Sunday, April 15, 2012
Book Blogger Confessions #8: Review Requests
Book Blogger Confessions is a meme that posts the 1st and 3rd Monday of every month, where book bloggers "confess" and vent about topics that are unique to us.
Feel free to share, vent and offer solutions. Just keep it respectful - no bashing authors or other bloggers! If you want to participate just grab our button and include it in your post with a link to either Tiger's All Consuming Media or For What It's Worth. We will be providing a linky at the end of our posts so people can "hop" to see all the participants answers.
Also feel free to offer suggestions for future Book Blogger Confession topics.
Question: Review/Guest post requests:
Do you have a review request policy? Has it changed over time?
I do have a review policy and I update it every few months. I have narrowed the genres that I accept and I no longer guarantee a review after accepting the book. I have also added that I might not be able to read or review the book for up to 2 months.
How do you handle requests that don’t meet your criteria?
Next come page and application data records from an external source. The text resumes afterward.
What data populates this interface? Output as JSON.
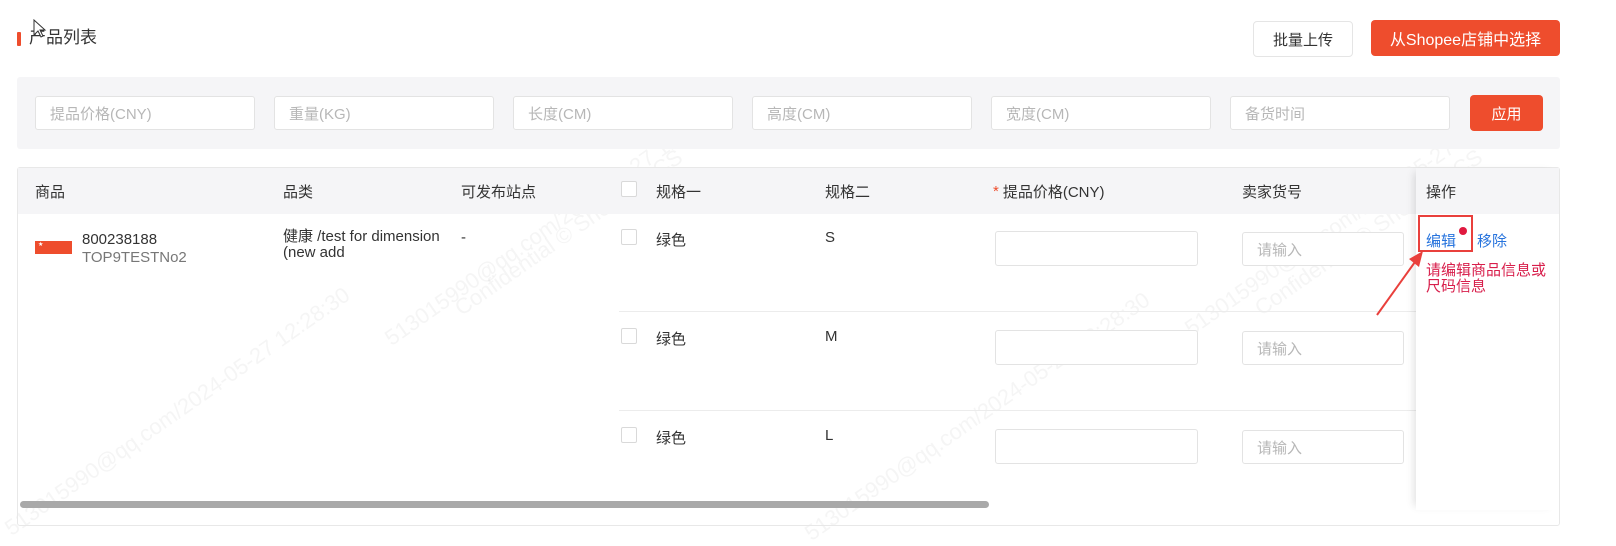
{
  "header": {
    "title": "产品列表",
    "batch_upload_label": "批量上传",
    "select_from_shop_label": "从Shopee店铺中选择"
  },
  "filters": {
    "placeholders": [
      "提品价格(CNY)",
      "重量(KG)",
      "长度(CM)",
      "高度(CM)",
      "宽度(CM)",
      "备货时间"
    ],
    "apply_label": "应用"
  },
  "table": {
    "headers": {
      "product": "商品",
      "category": "品类",
      "sites": "可发布站点",
      "spec1": "规格一",
      "spec2": "规格二",
      "price_required_mark": "*",
      "price": "提品价格(CNY)",
      "seller_sku": "卖家货号",
      "actions": "操作"
    },
    "product": {
      "id": "800238188",
      "sku": "TOP9TESTNo2",
      "category": "健康 /test for dimension (new add",
      "sites": "-"
    },
    "variants": [
      {
        "spec1": "绿色",
        "spec2": "S",
        "price": "",
        "seller_sku_placeholder": "请输入"
      },
      {
        "spec1": "绿色",
        "spec2": "M",
        "price": "",
        "seller_sku_placeholder": "请输入"
      },
      {
        "spec1": "绿色",
        "spec2": "L",
        "price": "",
        "seller_sku_placeholder": "请输入"
      }
    ],
    "actions": {
      "edit_label": "编辑",
      "remove_label": "移除",
      "hint": "请编辑商品信息或尺码信息"
    }
  },
  "watermark": {
    "line1": "513015990@qq.com/2024-05-27 12:28:30",
    "line2": "Confidential © Shopee SCS"
  },
  "colors": {
    "brand": "#ee4d2d",
    "link": "#2673dd",
    "alert": "#e9403c",
    "hint": "#d81e4b"
  }
}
If the author obviously hasn't read my review policy or sends a mass email request with multiple spelling errors or gets my blog name wrong I don't always email a response or I politely decline. Otherwise I try to respond to each request.
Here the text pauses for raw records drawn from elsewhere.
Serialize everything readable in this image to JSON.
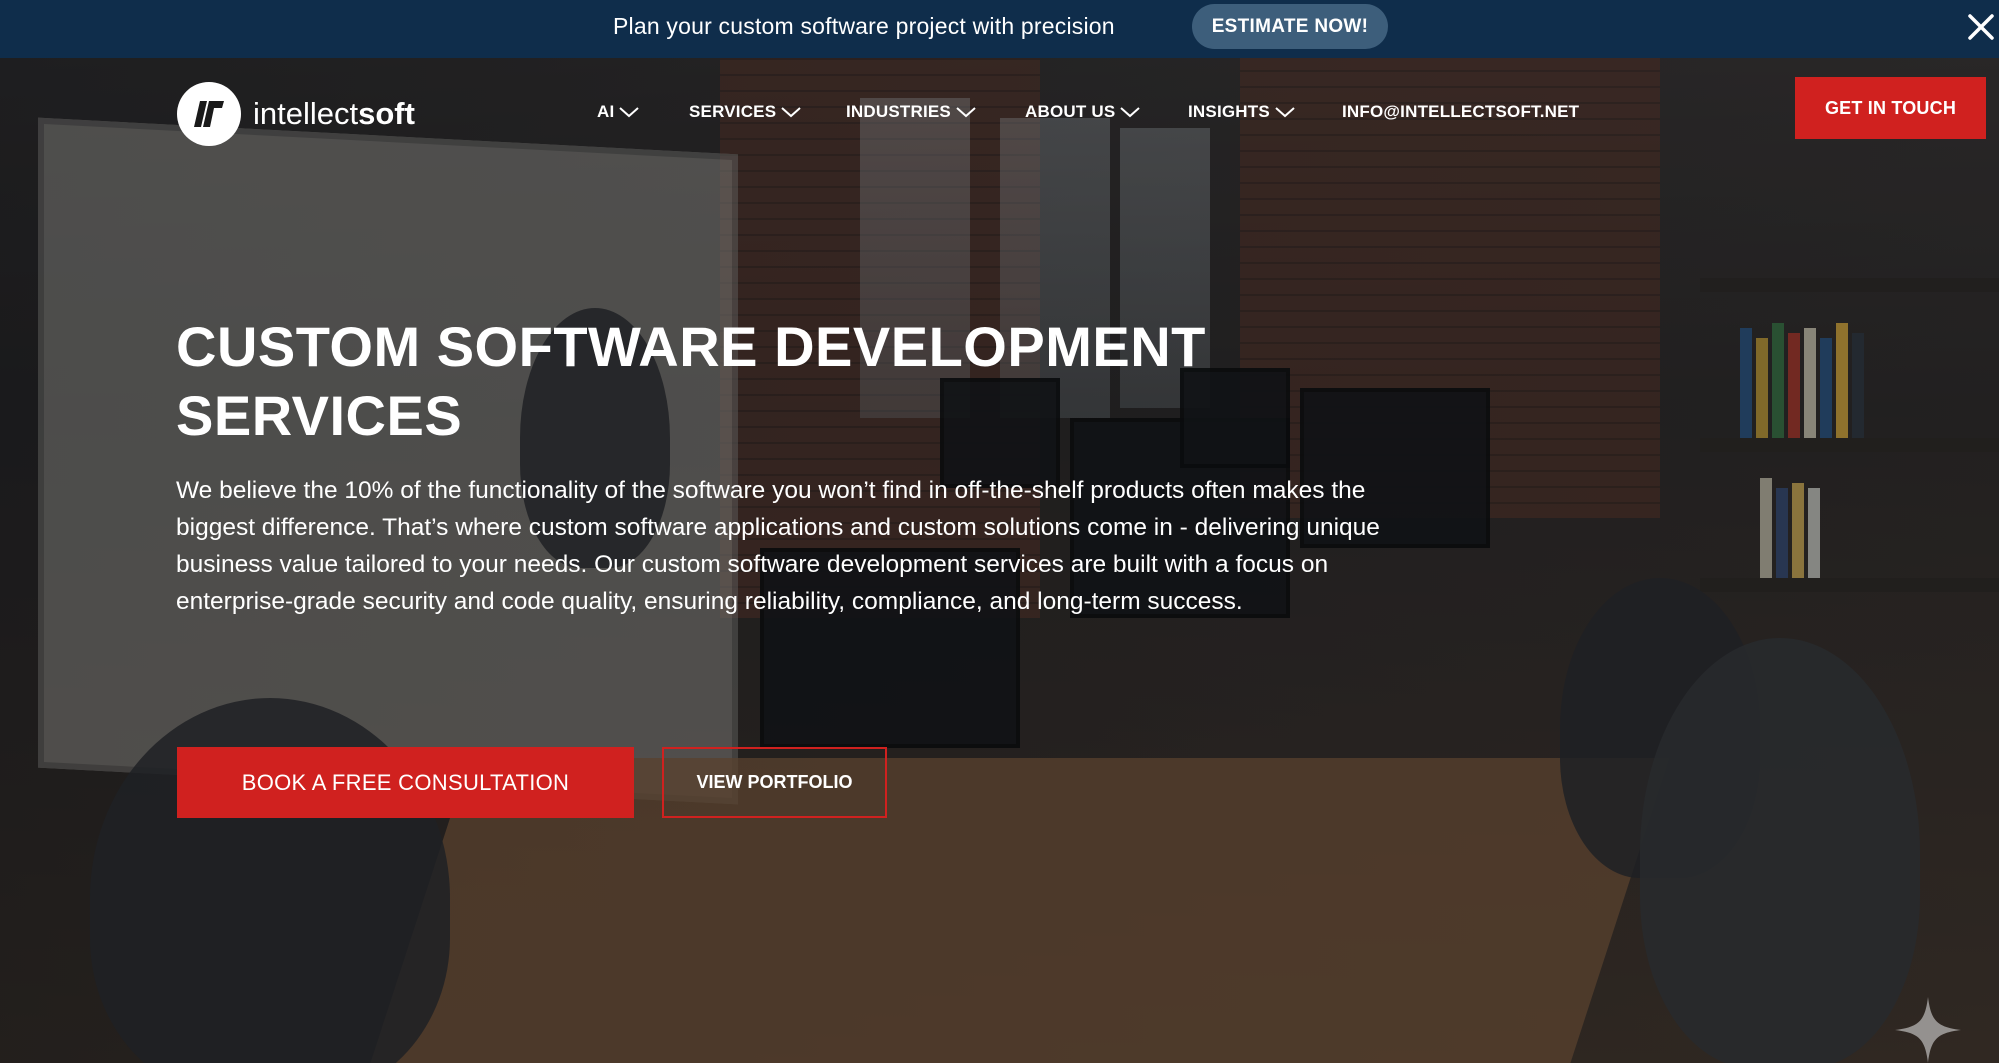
{
  "announcement": {
    "text": "Plan your custom software project with precision",
    "cta_label": "ESTIMATE NOW!",
    "close_icon": "close-icon"
  },
  "header": {
    "logo": {
      "prefix": "intellect",
      "suffix": "soft",
      "mark_icon": "intellectsoft-logo-icon"
    },
    "nav": [
      {
        "label": "AI",
        "has_dropdown": true
      },
      {
        "label": "SERVICES",
        "has_dropdown": true
      },
      {
        "label": "INDUSTRIES",
        "has_dropdown": true
      },
      {
        "label": "ABOUT US",
        "has_dropdown": true
      },
      {
        "label": "INSIGHTS",
        "has_dropdown": true
      },
      {
        "label": "INFO@INTELLECTSOFT.NET",
        "has_dropdown": false
      }
    ],
    "cta_label": "GET IN TOUCH"
  },
  "hero": {
    "title": "CUSTOM SOFTWARE DEVELOPMENT SERVICES",
    "description": "We believe the 10% of the functionality of the software you won’t find in off-the-shelf products often makes the biggest difference. That’s where custom software applications and custom solutions come in - delivering unique business value tailored to your needs. Our custom software development services are built with a focus on enterprise-grade security and code quality, ensuring reliability, compliance, and long-term success.",
    "primary_cta": "BOOK A FREE CONSULTATION",
    "secondary_cta": "VIEW PORTFOLIO"
  },
  "colors": {
    "announcement_bg": "#0f2d4b",
    "estimate_btn_bg": "#3d5e7b",
    "accent_red": "#d0211f",
    "text": "#ffffff"
  }
}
I sort requests. I decline if it's not a book I would be interested in now or in the future. If a review request sounds interesting but I don't have time to read/review at that time, I let the author know that I may have an opening in the near future and I have a folder for those requests to get back to them.
In the past, what types of "pitches" have caught your attention? Are there any (non-specific) examples of requests that are off-putting to you as a blogger?
*What works: (for me)
-A clear, simple request explaining a little about the author, the book and any author links. Something that shows you've read a few of my reviews to understand my likes/dislikes always helps.
I like links to Amazon and Goodreads to see what others are saying but neither good or bad reviews are a deciding factor in my decision.
*What doesn’t work:
- Hearing about an authors personal life. Unless the book is autobiographical and it pertains directly to the story I don’t like knowing an authors personal details or real life struggles. I may empathize with the authors situation but I'm even less likely to accept the request for fear of offending them with a potentially negative review. (This is the biggest request faux pas IMO - the author seems too emotional and it makes the professional blogger/author relationship too personal right out of the gate) A friendly rapport is great but not too friendly - or personal......just my opinion.
-Trying to “sell” me on the book by including dozens of reviews by people I’ve never heard of. Short review snippets are ok but neither of us has a lot of time to read emails all day so clear and to the point works best with me.
-Promising high traffic or cross promotion if I review a book, host a guest post or author giveaway. That's not how I choose what to read or feature on my blog. If I read a book or host an author it’s because I find the book/author interesting. Traffic is nice but that’s not even close to a deciding factor.
- The “Bloggers are the greatest thing ever – please review my book” mass market email. I appreciate the sentiment and I know it takes time to write individual emails to everyone but those types of requests take too long to read and don’t really tell me anything about the author or their book. A simple thank you for your time & maybe “I appreciate what you do” at the end of an email would be a better approach.
Bottom line. I don't have time to read and review every book that I want to. I REALLY wish I did. A nice cover will catch my eye. A request that is polite but informative *about the book* - one that shows the author paid attention to my review policy will grab my attention more than one filled with pleading or warning me that I’m missing out on something great.
I absolutely HATE sending rejection letters for review requests. Especially debut or self pub authors who take a lot of heat these days. I want to give every book and author a chance. I try go through all the requests once a week. I find almost all authors appreciate a response even if you aren't going to be able to review their book. They took the time to reach out so I try to be respectful of that even if I can’t get to their book yet.
There have been many requests that I turned down but the author was so kind about it that it stayed in the back of my mind and I'll buy the book if I happen to see it on Amazon etc. months later. Goodwill goes a long way.
I'm sure this works both ways in how we treat authors.
Upcoming BBC questions:
Monday – May 7th: Comments. The holy grail of blogging success! What type of posts do you leave comments on? How do you try to encourage more comments on your blog? Do you respond to people who leave comments on your posts? How do you handle negative/spam comments? Do you use captcha?
Monday May 21st: